We’ve been pretty quiet lately…this is part of the reason why. I hope you can appreciate how difficult and personal this was for Felicity to write, and how brave it was of her to share it with us. — OH
I have a hidden health problem: chronic PTSD brought on by years of traumatic abuse as a child. A large part of my ongoing difficulties are my half-buried memories…kind of like a scattered jigsaw puzzle that my brain wants to reassemble, so I can see a particular set of circumstances in the light of the present.
I have no control over when this happens, or which set of memories will be popping up. This leads me to feel helpless, that I cannot “control” my thoughts, or my life. Each time, I wish I knew that this would be the last puzzle to resurface, so that I will no longer suffer the side effects of my PTSD. These include nightmares, severe insomnia, a fear of falling asleep, anxiety, gloominess, feeling depressed, eating too much of the wrong foods, and even having old injuries suddenly start hurting (due to muscle spasms).
For weeks or months, all these symptoms happen at once, so that I can barely get out of bed in the morning. I find myself thinking “why bother brushing my teeth, exercising, showering or setting goals because none of it will do any good”. I am quite miserable. When the often agonizing set of memories is finally reassembled (it can take 2 weeks or more if I fight it by not sleeping), I use the technique that counselors have taught me: to process and release this trauma, so that it no longer haunts my dreams and waking moments.
Why bother dwelling on the past? I have no choice. Write about it in a journal and then burn it or forget it? Nope. Does not work for me. This is what having PTSD based on multiple traumas does to me.
This latest bout was triggered by seeing Monarch butterfly larvae. Innocuous, huh? Not for me. Suddenly, second grade memories of a Monarch butterfly landing on my hand in the apartment play yard. The girl who was head of the clique becoming jealous, and over a few days manipulating me to do something so stupid and mean it still haunts my waking memories. The aftermath: I was ostracized by everyone, labeled as a “bad girl”, and hit with sticks and stones by those girls. Someone tried to help, but I was so scared of my parents I didn’t allow them to help me. I had to forgive myself for what I did as a 6 or 7 year old and feel gratitude towards the one who offered help I did not accept.
Ordinarily I take indica-heavy cannacaps such as LA Confidential, or high CBD strains for anxiety and pain. This time around when I realized I was falling into a depression, I added Sour Diesel cannacaps to my regimen. I took Sour Diesel, one cannacap in the morning and one in the evening, for about a week. It helped me stay calm and be able to think in a non-negative fashion. After the first week I was able to drop to mornings only. Positive thinking came at the end of the second week. In week three I was able to sleep in 3 to 4 hour snatches. I started cooking again, with a few minor mistakes. I was still forgetful and foggy-brained from lack of sleep and anxiety.

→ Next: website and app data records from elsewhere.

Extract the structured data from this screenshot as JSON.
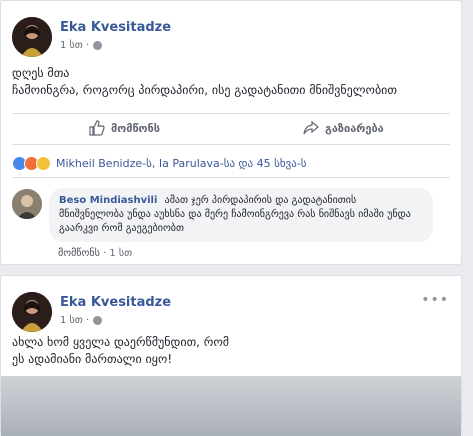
{
  "post1": {
    "author": "Eka Kvesitadze",
    "time": "1 სთ ·",
    "text_line1": "დღეს მთა",
    "text_line2": "ჩამოინგრა, როგორც პირდაპირი, ისე გადატანითი მნიშვნელობით",
    "like_label": "მომწონს",
    "share_label": "გაზიარება",
    "reactions_text": "Mikheil Benidze-ს, Ia Parulava-სა და 45 სხვა-ს",
    "comment": {
      "author": "Beso Mindiashvili",
      "text": "ამათ ჯერ პირდაპირის და გადატანითის მნიშვნელობა უნდა აუხსნა და მერე ჩამოინგრევა რას ნიშნავს იმაში უნდა გაარკვი რომ გაეგებიობთ",
      "like": "მომწონს",
      "time": "· 1 სთ"
    }
  },
  "post2": {
    "author": "Eka Kvesitadze",
    "time": "1 სთ ·",
    "text_line1": "ახლა ხომ ყველა დაერწმუნდით, რომ",
    "text_line2": "ეს ადამიანი მართალი იყო!"
  },
  "icons": {
    "globe": "globe-icon",
    "like": "thumbs-up-icon",
    "share": "share-arrow-icon",
    "menu": "more-options-icon"
  }
}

As I write this, almost a month later, the blackest part of my depression is gone. I still take Sour Diesel in the morning to combat the sadness and inertia. Sour Diesel has helped me to feel calmer, and have a more positive outlook slowly creep back into my life. I am becoming more active, doing more each day, and not yelling at myself if I have an “off” day. I went back to taking care of myself physically, and starting and finishing projects. I am finally sleeping more than a few hours at a time. I actually want to get out of bed in the morning. I sincerely hope I am done reassembling memories. Yet, if not, I have successfully added Sour Diesel to my armory.

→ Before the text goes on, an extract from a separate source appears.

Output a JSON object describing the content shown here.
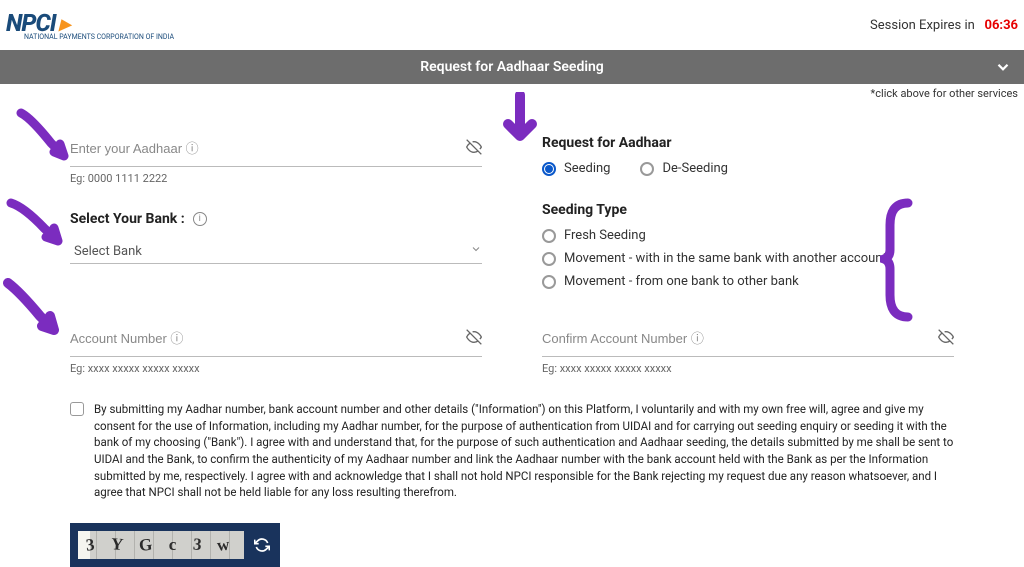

Wishful thinking: as I have been forward and back over my lifetime of memories multiple times already – too bad I’m not a Time Lady with a TARDIS so I could go back and fix my mistakes and deal with the cruelty of others with what I know now. Sigh. This sentiment is regret and I have to shed that, too. Work in Progress.
P.S. Don’t ever let anyone tell you that children being cruel to other children is OK or “just a learning experience”. It’s not. The scars last a lifetime.